Objectives: The Caregiver Strain Index (CSI) is a 13-item index originally developed in the early 1980s to screen for caregiver strain after hospital discharge of an elderly family member. This study examined the reliability of a modified CSI for applications with contemporary long-term family caregivers.
Methods: As part of a larger family caregiver study using focus groups, telephone interviews, and mailed surveys, test-retest procedures were included to examine the reliability of the Modified CSI. The sample consisted of 158 family caregivers, with an average age of 61 years. Targeted recruitment resulted in participants from diverse racial/ethnic backgrounds. Minority caregivers represented 25% of the sample.
Results: The Modified CSI has slightly better internal reliability (alpha =.90) than the original Index, as reported in 1983 (alpha =.86). The two-week test-retest reliability is.88. No prior test-retest data were available for comparison.

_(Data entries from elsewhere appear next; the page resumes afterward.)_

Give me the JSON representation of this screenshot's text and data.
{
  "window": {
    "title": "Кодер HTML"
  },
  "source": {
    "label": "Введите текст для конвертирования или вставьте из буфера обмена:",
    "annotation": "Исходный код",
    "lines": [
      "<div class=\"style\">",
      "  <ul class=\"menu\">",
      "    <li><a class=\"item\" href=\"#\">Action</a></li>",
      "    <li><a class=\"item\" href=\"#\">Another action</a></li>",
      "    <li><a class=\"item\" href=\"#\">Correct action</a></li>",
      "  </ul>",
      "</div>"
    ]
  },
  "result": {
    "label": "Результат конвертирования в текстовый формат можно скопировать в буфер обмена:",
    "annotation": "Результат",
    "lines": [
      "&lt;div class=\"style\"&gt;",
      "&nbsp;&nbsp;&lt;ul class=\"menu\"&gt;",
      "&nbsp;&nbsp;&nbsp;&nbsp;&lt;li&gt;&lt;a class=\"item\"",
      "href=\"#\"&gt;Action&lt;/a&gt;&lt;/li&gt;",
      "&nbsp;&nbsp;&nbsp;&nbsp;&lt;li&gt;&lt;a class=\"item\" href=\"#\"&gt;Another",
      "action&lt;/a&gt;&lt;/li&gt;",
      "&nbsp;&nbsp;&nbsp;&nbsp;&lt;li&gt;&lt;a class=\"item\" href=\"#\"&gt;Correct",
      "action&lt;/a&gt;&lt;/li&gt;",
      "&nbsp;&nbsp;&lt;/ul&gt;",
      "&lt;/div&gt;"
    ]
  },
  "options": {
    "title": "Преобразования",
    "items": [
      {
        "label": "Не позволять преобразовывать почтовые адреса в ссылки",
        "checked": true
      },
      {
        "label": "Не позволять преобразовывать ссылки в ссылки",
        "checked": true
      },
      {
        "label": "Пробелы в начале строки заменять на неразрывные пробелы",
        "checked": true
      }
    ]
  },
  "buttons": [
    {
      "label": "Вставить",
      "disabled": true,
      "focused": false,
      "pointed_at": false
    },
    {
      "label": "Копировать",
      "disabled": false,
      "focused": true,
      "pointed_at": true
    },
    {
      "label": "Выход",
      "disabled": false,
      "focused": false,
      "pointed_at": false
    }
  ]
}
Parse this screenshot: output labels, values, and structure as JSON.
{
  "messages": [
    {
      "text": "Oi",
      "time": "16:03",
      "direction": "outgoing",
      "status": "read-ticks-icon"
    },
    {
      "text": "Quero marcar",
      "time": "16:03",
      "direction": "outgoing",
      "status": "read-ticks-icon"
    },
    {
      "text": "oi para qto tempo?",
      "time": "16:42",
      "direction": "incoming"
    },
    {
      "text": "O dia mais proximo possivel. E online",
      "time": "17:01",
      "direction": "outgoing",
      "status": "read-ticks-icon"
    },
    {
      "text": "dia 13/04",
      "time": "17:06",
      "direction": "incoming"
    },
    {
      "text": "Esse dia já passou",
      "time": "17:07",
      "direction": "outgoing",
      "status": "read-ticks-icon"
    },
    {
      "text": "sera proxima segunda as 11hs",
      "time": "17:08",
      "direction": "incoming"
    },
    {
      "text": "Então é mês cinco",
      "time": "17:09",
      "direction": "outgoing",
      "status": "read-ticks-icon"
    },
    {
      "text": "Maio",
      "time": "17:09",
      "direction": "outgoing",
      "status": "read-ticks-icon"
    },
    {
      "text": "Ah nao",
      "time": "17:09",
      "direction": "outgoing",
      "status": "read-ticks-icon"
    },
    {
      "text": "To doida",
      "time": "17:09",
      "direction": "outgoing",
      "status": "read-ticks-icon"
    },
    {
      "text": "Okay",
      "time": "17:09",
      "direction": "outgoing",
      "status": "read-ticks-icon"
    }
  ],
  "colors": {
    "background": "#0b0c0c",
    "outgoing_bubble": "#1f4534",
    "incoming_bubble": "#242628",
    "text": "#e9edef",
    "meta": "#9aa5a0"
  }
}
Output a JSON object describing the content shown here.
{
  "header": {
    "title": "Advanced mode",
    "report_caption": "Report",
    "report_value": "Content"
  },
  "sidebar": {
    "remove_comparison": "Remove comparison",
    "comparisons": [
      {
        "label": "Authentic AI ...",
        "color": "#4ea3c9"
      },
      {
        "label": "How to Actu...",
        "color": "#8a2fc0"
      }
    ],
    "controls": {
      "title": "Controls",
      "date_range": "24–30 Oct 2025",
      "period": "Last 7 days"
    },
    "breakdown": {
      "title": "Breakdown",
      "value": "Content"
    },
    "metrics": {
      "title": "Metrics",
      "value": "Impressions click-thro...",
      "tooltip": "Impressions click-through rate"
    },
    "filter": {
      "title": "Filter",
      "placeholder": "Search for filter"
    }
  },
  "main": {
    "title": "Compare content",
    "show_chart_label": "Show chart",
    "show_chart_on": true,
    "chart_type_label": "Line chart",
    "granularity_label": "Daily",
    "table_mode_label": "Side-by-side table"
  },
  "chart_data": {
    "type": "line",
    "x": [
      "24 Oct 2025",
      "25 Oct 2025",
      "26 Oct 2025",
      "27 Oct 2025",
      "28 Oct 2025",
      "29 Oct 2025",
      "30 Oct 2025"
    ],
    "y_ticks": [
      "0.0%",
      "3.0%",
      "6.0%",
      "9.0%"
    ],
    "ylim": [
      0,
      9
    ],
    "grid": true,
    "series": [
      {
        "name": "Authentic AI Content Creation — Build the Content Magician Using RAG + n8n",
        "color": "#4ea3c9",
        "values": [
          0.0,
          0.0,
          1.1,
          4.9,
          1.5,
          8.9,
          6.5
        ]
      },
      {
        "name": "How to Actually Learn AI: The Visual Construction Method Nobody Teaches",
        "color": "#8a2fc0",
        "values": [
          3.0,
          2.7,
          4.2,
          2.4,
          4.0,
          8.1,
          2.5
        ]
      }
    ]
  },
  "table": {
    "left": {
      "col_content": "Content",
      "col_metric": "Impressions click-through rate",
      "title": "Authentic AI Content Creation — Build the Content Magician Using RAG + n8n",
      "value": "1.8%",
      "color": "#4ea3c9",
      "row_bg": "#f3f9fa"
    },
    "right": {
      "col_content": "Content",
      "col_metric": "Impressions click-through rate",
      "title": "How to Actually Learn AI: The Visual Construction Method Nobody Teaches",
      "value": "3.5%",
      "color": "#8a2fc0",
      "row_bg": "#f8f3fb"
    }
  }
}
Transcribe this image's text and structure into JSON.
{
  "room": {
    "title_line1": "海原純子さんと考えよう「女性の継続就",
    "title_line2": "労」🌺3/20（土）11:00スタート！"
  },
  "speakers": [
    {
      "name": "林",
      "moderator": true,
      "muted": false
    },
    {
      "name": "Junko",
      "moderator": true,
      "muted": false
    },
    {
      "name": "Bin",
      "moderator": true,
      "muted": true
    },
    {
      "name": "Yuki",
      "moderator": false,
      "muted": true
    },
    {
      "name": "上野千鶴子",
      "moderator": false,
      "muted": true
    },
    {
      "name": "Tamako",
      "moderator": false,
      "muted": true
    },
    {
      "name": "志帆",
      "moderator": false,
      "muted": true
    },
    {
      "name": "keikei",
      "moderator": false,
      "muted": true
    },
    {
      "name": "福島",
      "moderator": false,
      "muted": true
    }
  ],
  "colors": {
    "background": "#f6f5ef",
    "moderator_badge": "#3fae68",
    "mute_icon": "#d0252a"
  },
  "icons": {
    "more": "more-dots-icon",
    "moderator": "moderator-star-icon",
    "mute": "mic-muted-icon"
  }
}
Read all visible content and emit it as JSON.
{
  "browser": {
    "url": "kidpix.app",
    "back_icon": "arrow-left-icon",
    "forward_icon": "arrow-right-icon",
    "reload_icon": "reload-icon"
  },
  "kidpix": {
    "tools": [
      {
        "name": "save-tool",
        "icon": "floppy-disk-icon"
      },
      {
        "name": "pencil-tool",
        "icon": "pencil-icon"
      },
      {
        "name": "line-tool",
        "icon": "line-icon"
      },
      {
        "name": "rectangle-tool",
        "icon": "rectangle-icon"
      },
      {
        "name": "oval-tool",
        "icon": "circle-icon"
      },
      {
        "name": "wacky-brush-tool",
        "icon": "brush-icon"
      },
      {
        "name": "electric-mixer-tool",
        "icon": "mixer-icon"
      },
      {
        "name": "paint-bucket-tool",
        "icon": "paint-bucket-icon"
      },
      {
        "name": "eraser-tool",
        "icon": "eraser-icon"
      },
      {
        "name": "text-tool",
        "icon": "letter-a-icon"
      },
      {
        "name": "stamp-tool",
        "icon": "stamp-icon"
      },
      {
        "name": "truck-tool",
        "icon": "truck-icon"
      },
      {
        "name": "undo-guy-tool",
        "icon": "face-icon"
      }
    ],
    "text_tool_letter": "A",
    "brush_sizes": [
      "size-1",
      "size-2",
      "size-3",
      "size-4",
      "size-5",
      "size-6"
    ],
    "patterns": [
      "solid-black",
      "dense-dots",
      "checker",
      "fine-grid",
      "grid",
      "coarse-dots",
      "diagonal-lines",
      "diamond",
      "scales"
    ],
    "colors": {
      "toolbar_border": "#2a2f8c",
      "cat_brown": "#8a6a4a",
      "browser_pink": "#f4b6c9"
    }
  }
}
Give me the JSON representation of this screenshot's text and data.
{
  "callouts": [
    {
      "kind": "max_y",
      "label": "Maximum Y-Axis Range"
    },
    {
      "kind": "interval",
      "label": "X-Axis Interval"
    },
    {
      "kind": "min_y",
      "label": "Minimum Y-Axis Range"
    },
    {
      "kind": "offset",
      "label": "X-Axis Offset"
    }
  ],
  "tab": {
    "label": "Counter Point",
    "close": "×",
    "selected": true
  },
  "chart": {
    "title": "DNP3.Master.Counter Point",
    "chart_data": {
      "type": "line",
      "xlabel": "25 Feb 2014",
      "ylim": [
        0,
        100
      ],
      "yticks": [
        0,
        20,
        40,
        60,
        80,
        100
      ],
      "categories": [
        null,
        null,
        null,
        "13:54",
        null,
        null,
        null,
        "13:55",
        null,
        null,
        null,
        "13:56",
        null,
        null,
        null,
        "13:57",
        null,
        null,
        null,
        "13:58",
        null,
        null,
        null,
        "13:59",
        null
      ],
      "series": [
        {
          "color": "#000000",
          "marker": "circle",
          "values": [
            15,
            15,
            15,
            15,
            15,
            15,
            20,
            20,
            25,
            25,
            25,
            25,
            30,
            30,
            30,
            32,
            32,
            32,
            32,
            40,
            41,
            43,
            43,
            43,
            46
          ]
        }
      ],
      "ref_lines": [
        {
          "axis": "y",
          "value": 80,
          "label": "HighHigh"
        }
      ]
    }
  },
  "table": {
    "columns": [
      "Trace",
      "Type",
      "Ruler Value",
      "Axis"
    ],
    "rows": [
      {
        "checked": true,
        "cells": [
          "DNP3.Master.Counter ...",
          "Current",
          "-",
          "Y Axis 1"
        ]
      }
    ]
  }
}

Discussion: The Modified CSI can be a useful method for detecting strain levels among informal caregivers, and is easily administered and scored. The CSI continues to be a useful measure of caregiver strain for long-term care research and practice.